WORK ORDER:
Reproduce every record exactly as written.

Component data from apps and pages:
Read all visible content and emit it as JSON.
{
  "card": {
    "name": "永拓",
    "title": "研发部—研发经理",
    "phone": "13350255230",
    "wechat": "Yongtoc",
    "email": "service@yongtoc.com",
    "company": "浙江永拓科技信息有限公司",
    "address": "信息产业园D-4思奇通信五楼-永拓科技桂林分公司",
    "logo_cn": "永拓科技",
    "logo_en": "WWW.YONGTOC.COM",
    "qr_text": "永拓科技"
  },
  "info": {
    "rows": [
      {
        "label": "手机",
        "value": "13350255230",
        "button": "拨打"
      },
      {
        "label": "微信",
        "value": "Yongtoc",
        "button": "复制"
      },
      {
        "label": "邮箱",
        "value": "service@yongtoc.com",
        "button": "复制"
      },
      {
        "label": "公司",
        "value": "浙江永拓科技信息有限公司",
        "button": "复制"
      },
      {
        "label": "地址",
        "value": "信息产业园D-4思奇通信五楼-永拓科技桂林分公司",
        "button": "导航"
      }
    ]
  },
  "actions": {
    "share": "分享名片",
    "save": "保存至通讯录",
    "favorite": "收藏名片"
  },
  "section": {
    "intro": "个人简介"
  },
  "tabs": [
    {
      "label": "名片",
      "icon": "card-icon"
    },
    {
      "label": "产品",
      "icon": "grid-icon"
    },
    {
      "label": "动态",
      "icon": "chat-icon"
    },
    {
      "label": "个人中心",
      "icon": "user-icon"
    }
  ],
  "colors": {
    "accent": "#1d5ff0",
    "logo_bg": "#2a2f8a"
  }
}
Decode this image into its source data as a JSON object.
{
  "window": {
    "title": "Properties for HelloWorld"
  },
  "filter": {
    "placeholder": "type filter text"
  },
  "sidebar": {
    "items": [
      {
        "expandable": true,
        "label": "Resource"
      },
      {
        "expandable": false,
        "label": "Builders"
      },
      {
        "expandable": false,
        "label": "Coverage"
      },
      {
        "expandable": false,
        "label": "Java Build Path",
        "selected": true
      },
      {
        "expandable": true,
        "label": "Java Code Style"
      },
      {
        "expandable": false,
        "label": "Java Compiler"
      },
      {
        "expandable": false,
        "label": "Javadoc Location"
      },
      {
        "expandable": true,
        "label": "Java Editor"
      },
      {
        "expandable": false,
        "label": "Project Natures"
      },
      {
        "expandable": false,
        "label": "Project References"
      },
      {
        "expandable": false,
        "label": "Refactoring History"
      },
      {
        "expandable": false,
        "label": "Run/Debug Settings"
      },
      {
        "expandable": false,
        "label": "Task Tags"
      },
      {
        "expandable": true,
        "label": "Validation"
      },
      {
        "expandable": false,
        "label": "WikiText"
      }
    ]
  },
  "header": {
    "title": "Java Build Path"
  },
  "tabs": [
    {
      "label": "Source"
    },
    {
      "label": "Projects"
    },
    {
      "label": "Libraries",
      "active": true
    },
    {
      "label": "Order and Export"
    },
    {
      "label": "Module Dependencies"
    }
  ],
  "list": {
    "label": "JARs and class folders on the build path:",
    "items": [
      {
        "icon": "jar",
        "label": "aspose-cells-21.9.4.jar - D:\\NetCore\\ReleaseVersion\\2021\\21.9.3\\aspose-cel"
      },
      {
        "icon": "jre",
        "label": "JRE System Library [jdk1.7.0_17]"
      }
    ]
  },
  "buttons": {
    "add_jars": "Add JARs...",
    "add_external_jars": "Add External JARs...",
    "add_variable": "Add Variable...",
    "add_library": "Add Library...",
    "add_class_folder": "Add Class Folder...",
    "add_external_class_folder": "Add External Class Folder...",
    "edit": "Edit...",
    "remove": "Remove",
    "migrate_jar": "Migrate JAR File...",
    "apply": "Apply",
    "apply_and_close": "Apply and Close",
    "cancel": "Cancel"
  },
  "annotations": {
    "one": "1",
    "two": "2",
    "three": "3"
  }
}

PROBLEM SOLUTION:
Read all visible content and emit it as JSON.
{
  "card": {
    "name": "永拓",
    "title": "研发部—研发经理",
    "phone": "13350255230",
    "wechat": "Yongtoc",
    "email": "service@yongtoc.com",
    "company": "浙江永拓科技信息有限公司",
    "address": "信息产业园D-4思奇通信五楼-永拓科技桂林分公司",
    "logo_cn": "永拓科技",
    "logo_en": "WWW.YONGTOC.COM",
    "qr_text": "永拓科技"
  },
  "info": {
    "rows": [
      {
        "label": "手机",
        "value": "13350255230",
        "button": "拨打"
      },
      {
        "label": "微信",
        "value": "Yongtoc",
        "button": "复制"
      },
      {
        "label": "邮箱",
        "value": "service@yongtoc.com",
        "button": "复制"
      },
      {
        "label": "公司",
        "value": "浙江永拓科技信息有限公司",
        "button": "复制"
      },
      {
        "label": "地址",
        "value": "信息产业园D-4思奇通信五楼-永拓科技桂林分公司",
        "button": "导航"
      }
    ]
  },
  "actions": {
    "share": "分享名片",
    "save": "保存至通讯录",
    "favorite": "收藏名片"
  },
  "section": {
    "intro": "个人简介"
  },
  "tabs": [
    {
      "label": "名片",
      "icon": "card-icon"
    },
    {
      "label": "产品",
      "icon": "grid-icon"
    },
    {
      "label": "动态",
      "icon": "chat-icon"
    },
    {
      "label": "个人中心",
      "icon": "user-icon"
    }
  ],
  "colors": {
    "accent": "#1d5ff0",
    "logo_bg": "#2a2f8a"
  }
}
Decode this image into its source data as a JSON object.
{
  "window": {
    "title": "Properties for HelloWorld"
  },
  "filter": {
    "placeholder": "type filter text"
  },
  "sidebar": {
    "items": [
      {
        "expandable": true,
        "label": "Resource"
      },
      {
        "expandable": false,
        "label": "Builders"
      },
      {
        "expandable": false,
        "label": "Coverage"
      },
      {
        "expandable": false,
        "label": "Java Build Path",
        "selected": true
      },
      {
        "expandable": true,
        "label": "Java Code Style"
      },
      {
        "expandable": false,
        "label": "Java Compiler"
      },
      {
        "expandable": false,
        "label": "Javadoc Location"
      },
      {
        "expandable": true,
        "label": "Java Editor"
      },
      {
        "expandable": false,
        "label": "Project Natures"
      },
      {
        "expandable": false,
        "label": "Project References"
      },
      {
        "expandable": false,
        "label": "Refactoring History"
      },
      {
        "expandable": false,
        "label": "Run/Debug Settings"
      },
      {
        "expandable": false,
        "label": "Task Tags"
      },
      {
        "expandable": true,
        "label": "Validation"
      },
      {
        "expandable": false,
        "label": "WikiText"
      }
    ]
  },
  "header": {
    "title": "Java Build Path"
  },
  "tabs": [
    {
      "label": "Source"
    },
    {
      "label": "Projects"
    },
    {
      "label": "Libraries",
      "active": true
    },
    {
      "label": "Order and Export"
    },
    {
      "label": "Module Dependencies"
    }
  ],
  "list": {
    "label": "JARs and class folders on the build path:",
    "items": [
      {
        "icon": "jar",
        "label": "aspose-cells-21.9.4.jar - D:\\NetCore\\ReleaseVersion\\2021\\21.9.3\\aspose-cel"
      },
      {
        "icon": "jre",
        "label": "JRE System Library [jdk1.7.0_17]"
      }
    ]
  },
  "buttons": {
    "add_jars": "Add JARs...",
    "add_external_jars": "Add External JARs...",
    "add_variable": "Add Variable...",
    "add_library": "Add Library...",
    "add_class_folder": "Add Class Folder...",
    "add_external_class_folder": "Add External Class Folder...",
    "edit": "Edit...",
    "remove": "Remove",
    "migrate_jar": "Migrate JAR File...",
    "apply": "Apply",
    "apply_and_close": "Apply and Close",
    "cancel": "Cancel"
  },
  "annotations": {
    "one": "1",
    "two": "2",
    "three": "3"
  }
}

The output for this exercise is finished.